    • art thiel

      I played s little soccer as a kid, but as an adult, I decided to try to suspend comparisons and take the game on its own. I’ve enjoyed it, but its the fans who embraced soccer here that compels the media marketplace to pay attention.

  • Matt712

    Yeah, it’s unfortunate. The aggregate goal system tends to make matches very defense-oriented which, to even a soccer fan (let alone a greedy American sports fan), is pretty damn tough to sit through 90+ minutes of. That said, it’s inexcusable to allow 3 goals in tournament play, particularly with that system.
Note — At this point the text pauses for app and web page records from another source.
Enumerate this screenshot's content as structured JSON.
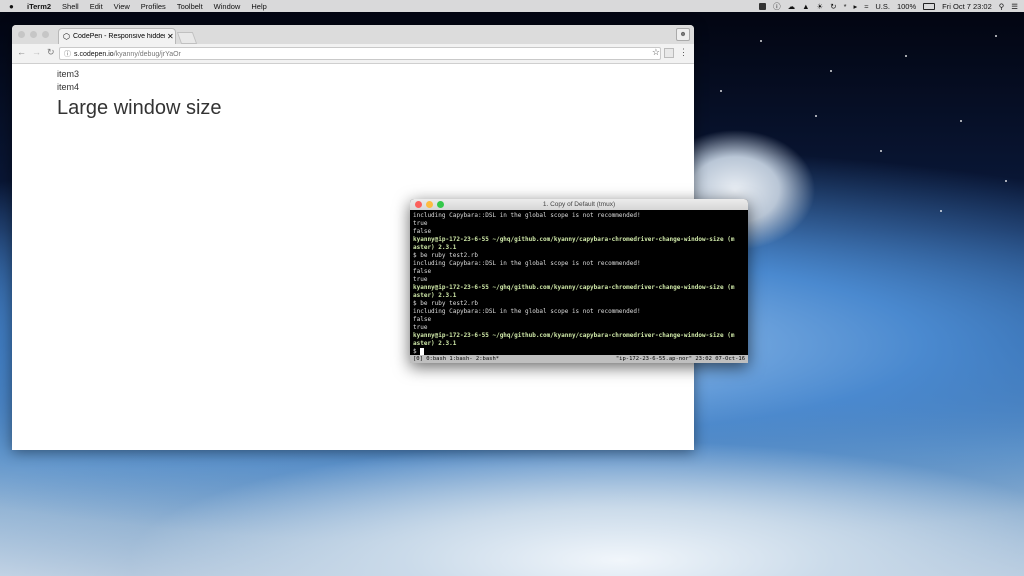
{
  "menubar": {
    "apple": "",
    "app_name": "iTerm2",
    "items": [
      "Shell",
      "Edit",
      "View",
      "Profiles",
      "Toolbelt",
      "Window",
      "Help"
    ],
    "input_source": "U.S.",
    "battery": "100%",
    "datetime": "Fri Oct 7  23:02"
  },
  "browser": {
    "tab_title": "CodePen - Responsive hidden",
    "url_host": "s.codepen.io",
    "url_path": "/kyanny/debug/jrYaOr",
    "items": [
      "item3",
      "item4"
    ],
    "heading": "Large window size"
  },
  "terminal": {
    "title": "1. Copy of Default (tmux)",
    "lines": [
      {
        "text": "including Capybara::DSL in the global scope is not recommended!",
        "prompt": false
      },
      {
        "text": "true",
        "prompt": false
      },
      {
        "text": "false",
        "prompt": false
      },
      {
        "text": "kyanny@ip-172-23-6-55 ~/ghq/github.com/kyanny/capybara-chromedriver-change-window-size (m",
        "prompt": true
      },
      {
        "text": "aster) 2.3.1",
        "prompt": true
      },
      {
        "text": "$ be ruby test2.rb",
        "prompt": false
      },
      {
        "text": "including Capybara::DSL in the global scope is not recommended!",
        "prompt": false
      },
      {
        "text": "false",
        "prompt": false
      },
      {
        "text": "true",
        "prompt": false
      },
      {
        "text": "kyanny@ip-172-23-6-55 ~/ghq/github.com/kyanny/capybara-chromedriver-change-window-size (m",
        "prompt": true
      },
      {
        "text": "aster) 2.3.1",
        "prompt": true
      },
      {
        "text": "$ be ruby test2.rb",
        "prompt": false
      },
      {
        "text": "including Capybara::DSL in the global scope is not recommended!",
        "prompt": false
      },
      {
        "text": "false",
        "prompt": false
      },
      {
        "text": "true",
        "prompt": false
      },
      {
        "text": "kyanny@ip-172-23-6-55 ~/ghq/github.com/kyanny/capybara-chromedriver-change-window-size (m",
        "prompt": true
      },
      {
        "text": "aster) 2.3.1",
        "prompt": true
      }
    ],
    "current_prompt": "$",
    "status_left": "[0] 0:bash  1:bash- 2:bash*",
    "status_right": "\"ip-172-23-6-55.ap-nor\" 23:02 07-Oct-16"
  },
  "colors": {
    "close": "#fc605c",
    "minimize": "#fdbc40",
    "zoom": "#34c84a",
    "prompt": "#cfe8a8"
  }
}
    To Art’s point, If I’m L.A., I probably wouldn’t even put a striker in the game. The match is going to be a kind of ridiculous lopsided affair played on half of a field – no runs, definitely no break-aways, and a bout a million set pieces. Not the best way to grow the sport in America.

    • art thiel

      I don’t expect MLS to compromise its game in order to sell it to offense-oriented Americans. But this isn’t about the nature of the game as much as a postseason format that plays to the game’s least attractive elements. Fans of American football don’t care to watch punting contests either.

  • artie

    The aggregate system (2 legged tie) is the fairest and most appropriate system to use when you have a tournament without seeding. This is why it is used in the Champions
    League. There is no fair way to seed teams that don’t play in the same league. However, MLS playoffs are seeded and the aggregate system is not appropriate because it doesn’t give the higher seed an advantage.

    Don’t blame the aggregate system on soccer or other leagues. No respectable league in the world would have this joke of a playoff system. Yes, Liga MX (Mexican League) has a 2 legged playoff system, but if it ends in a tie, the higher seed move on. At least the higher seed gets an advantage.

    The only reason MLS did this is for money. They have shown time after time that they are willing to sacrifice the integrity of their league for a little more money.

  • Joe.Fan

    For me, if a team has home field advantage in an aggregate scoring playoff series, both games should be played ay the high seed’s home field. That is the only way that high seed has an appropriate advantage.

  • Matt R.

    I agree…sort of. I think they should have games a week apart like they do in Champions League in Europe. This 2 days apart thing is crazy. The wild card winner should get screwed and only get 3 days between wild card game win and a Playoff Game against the top seed. You should punish the team that didn’t finish in the top 3. After that, the games should be a week apart for the best quality in games. DC United was in the same situation in the East and got their clock cleaned as well. DC and Seattle were the highest seeds to advance, and had to play on the road on 2 days rest while the lower seeds (Houston and LA) got 3 days rest and home field.

    MLS Playoffs are not quite ready for primetime!